For this item, repeat the material exactly while omitting its pictures.

**Provided entries:**
%%

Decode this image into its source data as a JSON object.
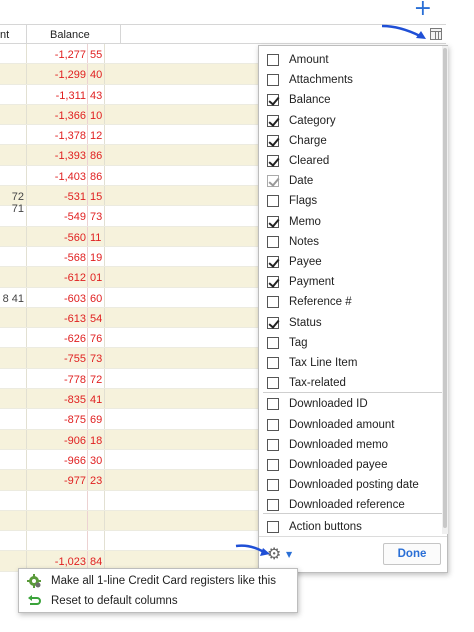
{
  "toolbar": {
    "add_icon": "plus-icon"
  },
  "header": {
    "prev_col_label": "nt",
    "balance_label": "Balance"
  },
  "rows": [
    {
      "left": "",
      "int": "-1,277",
      "dec": "55",
      "alt": false
    },
    {
      "left": "",
      "int": "-1,299",
      "dec": "40",
      "alt": true
    },
    {
      "left": "",
      "int": "-1,311",
      "dec": "43",
      "alt": false
    },
    {
      "left": "",
      "int": "-1,366",
      "dec": "10",
      "alt": true
    },
    {
      "left": "",
      "int": "-1,378",
      "dec": "12",
      "alt": false
    },
    {
      "left": "",
      "int": "-1,393",
      "dec": "86",
      "alt": true
    },
    {
      "left": "",
      "int": "-1,403",
      "dec": "86",
      "alt": false
    },
    {
      "left": "72 71",
      "int": "-531",
      "dec": "15",
      "alt": true
    },
    {
      "left": "",
      "int": "-549",
      "dec": "73",
      "alt": false
    },
    {
      "left": "",
      "int": "-560",
      "dec": "11",
      "alt": true
    },
    {
      "left": "",
      "int": "-568",
      "dec": "19",
      "alt": false
    },
    {
      "left": "",
      "int": "-612",
      "dec": "01",
      "alt": true
    },
    {
      "left": "8 41",
      "int": "-603",
      "dec": "60",
      "alt": false
    },
    {
      "left": "",
      "int": "-613",
      "dec": "54",
      "alt": true
    },
    {
      "left": "",
      "int": "-626",
      "dec": "76",
      "alt": false
    },
    {
      "left": "",
      "int": "-755",
      "dec": "73",
      "alt": true
    },
    {
      "left": "",
      "int": "-778",
      "dec": "72",
      "alt": false
    },
    {
      "left": "",
      "int": "-835",
      "dec": "41",
      "alt": true
    },
    {
      "left": "",
      "int": "-875",
      "dec": "69",
      "alt": false
    },
    {
      "left": "",
      "int": "-906",
      "dec": "18",
      "alt": true
    },
    {
      "left": "",
      "int": "-966",
      "dec": "30",
      "alt": false
    },
    {
      "left": "",
      "int": "-977",
      "dec": "23",
      "alt": true
    },
    {
      "left": "",
      "int": "",
      "dec": "",
      "alt": false
    },
    {
      "left": "",
      "int": "",
      "dec": "",
      "alt": true
    },
    {
      "left": "",
      "int": "",
      "dec": "",
      "alt": false
    },
    {
      "left": "",
      "int": "-1,023",
      "dec": "84",
      "alt": true
    }
  ],
  "column_popup": {
    "options": [
      {
        "label": "Amount",
        "checked": false,
        "disabled": false
      },
      {
        "label": "Attachments",
        "checked": false,
        "disabled": false
      },
      {
        "label": "Balance",
        "checked": true,
        "disabled": false
      },
      {
        "label": "Category",
        "checked": true,
        "disabled": false
      },
      {
        "label": "Charge",
        "checked": true,
        "disabled": false
      },
      {
        "label": "Cleared",
        "checked": true,
        "disabled": false
      },
      {
        "label": "Date",
        "checked": true,
        "disabled": true
      },
      {
        "label": "Flags",
        "checked": false,
        "disabled": false
      },
      {
        "label": "Memo",
        "checked": true,
        "disabled": false
      },
      {
        "label": "Notes",
        "checked": false,
        "disabled": false
      },
      {
        "label": "Payee",
        "checked": true,
        "disabled": false
      },
      {
        "label": "Payment",
        "checked": true,
        "disabled": false
      },
      {
        "label": "Reference #",
        "checked": false,
        "disabled": false
      },
      {
        "label": "Status",
        "checked": true,
        "disabled": false
      },
      {
        "label": "Tag",
        "checked": false,
        "disabled": false
      },
      {
        "label": "Tax Line Item",
        "checked": false,
        "disabled": false
      },
      {
        "label": "Tax-related",
        "checked": false,
        "disabled": false
      },
      {
        "label": "Downloaded ID",
        "checked": false,
        "disabled": false
      },
      {
        "label": "Downloaded amount",
        "checked": false,
        "disabled": false
      },
      {
        "label": "Downloaded memo",
        "checked": false,
        "disabled": false
      },
      {
        "label": "Downloaded payee",
        "checked": false,
        "disabled": false
      },
      {
        "label": "Downloaded posting date",
        "checked": false,
        "disabled": false
      },
      {
        "label": "Downloaded reference",
        "checked": false,
        "disabled": false
      },
      {
        "label": "Action buttons",
        "checked": false,
        "disabled": false
      }
    ],
    "done_label": "Done",
    "gear_icon": "gear-icon"
  },
  "gear_menu": {
    "items": [
      {
        "label": "Make all 1-line Credit Card registers like this",
        "icon": "gear-green-icon"
      },
      {
        "label": "Reset to default columns",
        "icon": "reset-arrow-icon"
      }
    ]
  },
  "colors": {
    "accent": "#2a6fd6",
    "negative": "#e02020",
    "row_alt": "#f6f2dc"
  }
}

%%

**Finished task:**
Decode this image into its source data as a JSON object.
{
  "toolbar": {
    "add_icon": "plus-icon"
  },
  "header": {
    "prev_col_label": "nt",
    "balance_label": "Balance"
  },
  "rows": [
    {
      "left": "",
      "int": "-1,277",
      "dec": "55",
      "alt": false
    },
    {
      "left": "",
      "int": "-1,299",
      "dec": "40",
      "alt": true
    },
    {
      "left": "",
      "int": "-1,311",
      "dec": "43",
      "alt": false
    },
    {
      "left": "",
      "int": "-1,366",
      "dec": "10",
      "alt": true
    },
    {
      "left": "",
      "int": "-1,378",
      "dec": "12",
      "alt": false
    },
    {
      "left": "",
      "int": "-1,393",
      "dec": "86",
      "alt": true
    },
    {
      "left": "",
      "int": "-1,403",
      "dec": "86",
      "alt": false
    },
    {
      "left": "72 71",
      "int": "-531",
      "dec": "15",
      "alt": true
    },
    {
      "left": "",
      "int": "-549",
      "dec": "73",
      "alt": false
    },
    {
      "left": "",
      "int": "-560",
      "dec": "11",
      "alt": true
    },
    {
      "left": "",
      "int": "-568",
      "dec": "19",
      "alt": false
    },
    {
      "left": "",
      "int": "-612",
      "dec": "01",
      "alt": true
    },
    {
      "left": "8 41",
      "int": "-603",
      "dec": "60",
      "alt": false
    },
    {
      "left": "",
      "int": "-613",
      "dec": "54",
      "alt": true
    },
    {
      "left": "",
      "int": "-626",
      "dec": "76",
      "alt": false
    },
    {
      "left": "",
      "int": "-755",
      "dec": "73",
      "alt": true
    },
    {
      "left": "",
      "int": "-778",
      "dec": "72",
      "alt": false
    },
    {
      "left": "",
      "int": "-835",
      "dec": "41",
      "alt": true
    },
    {
      "left": "",
      "int": "-875",
      "dec": "69",
      "alt": false
    },
    {
      "left": "",
      "int": "-906",
      "dec": "18",
      "alt": true
    },
    {
      "left": "",
      "int": "-966",
      "dec": "30",
      "alt": false
    },
    {
      "left": "",
      "int": "-977",
      "dec": "23",
      "alt": true
    },
    {
      "left": "",
      "int": "",
      "dec": "",
      "alt": false
    },
    {
      "left": "",
      "int": "",
      "dec": "",
      "alt": true
    },
    {
      "left": "",
      "int": "",
      "dec": "",
      "alt": false
    },
    {
      "left": "",
      "int": "-1,023",
      "dec": "84",
      "alt": true
    }
  ],
  "column_popup": {
    "options": [
      {
        "label": "Amount",
        "checked": false,
        "disabled": false
      },
      {
        "label": "Attachments",
        "checked": false,
        "disabled": false
      },
      {
        "label": "Balance",
        "checked": true,
        "disabled": false
      },
      {
        "label": "Category",
        "checked": true,
        "disabled": false
      },
      {
        "label": "Charge",
        "checked": true,
        "disabled": false
      },
      {
        "label": "Cleared",
        "checked": true,
        "disabled": false
      },
      {
        "label": "Date",
        "checked": true,
        "disabled": true
      },
      {
        "label": "Flags",
        "checked": false,
        "disabled": false
      },
      {
        "label": "Memo",
        "checked": true,
        "disabled": false
      },
      {
        "label": "Notes",
        "checked": false,
        "disabled": false
      },
      {
        "label": "Payee",
        "checked": true,
        "disabled": false
      },
      {
        "label": "Payment",
        "checked": true,
        "disabled": false
      },
      {
        "label": "Reference #",
        "checked": false,
        "disabled": false
      },
      {
        "label": "Status",
        "checked": true,
        "disabled": false
      },
      {
        "label": "Tag",
        "checked": false,
        "disabled": false
      },
      {
        "label": "Tax Line Item",
        "checked": false,
        "disabled": false
      },
      {
        "label": "Tax-related",
        "checked": false,
        "disabled": false
      },
      {
        "label": "Downloaded ID",
        "checked": false,
        "disabled": false
      },
      {
        "label": "Downloaded amount",
        "checked": false,
        "disabled": false
      },
      {
        "label": "Downloaded memo",
        "checked": false,
        "disabled": false
      },
      {
        "label": "Downloaded payee",
        "checked": false,
        "disabled": false
      },
      {
        "label": "Downloaded posting date",
        "checked": false,
        "disabled": false
      },
      {
        "label": "Downloaded reference",
        "checked": false,
        "disabled": false
      },
      {
        "label": "Action buttons",
        "checked": false,
        "disabled": false
      }
    ],
    "done_label": "Done",
    "gear_icon": "gear-icon"
  },
  "gear_menu": {
    "items": [
      {
        "label": "Make all 1-line Credit Card registers like this",
        "icon": "gear-green-icon"
      },
      {
        "label": "Reset to default columns",
        "icon": "reset-arrow-icon"
      }
    ]
  },
  "colors": {
    "accent": "#2a6fd6",
    "negative": "#e02020",
    "row_alt": "#f6f2dc"
  }
}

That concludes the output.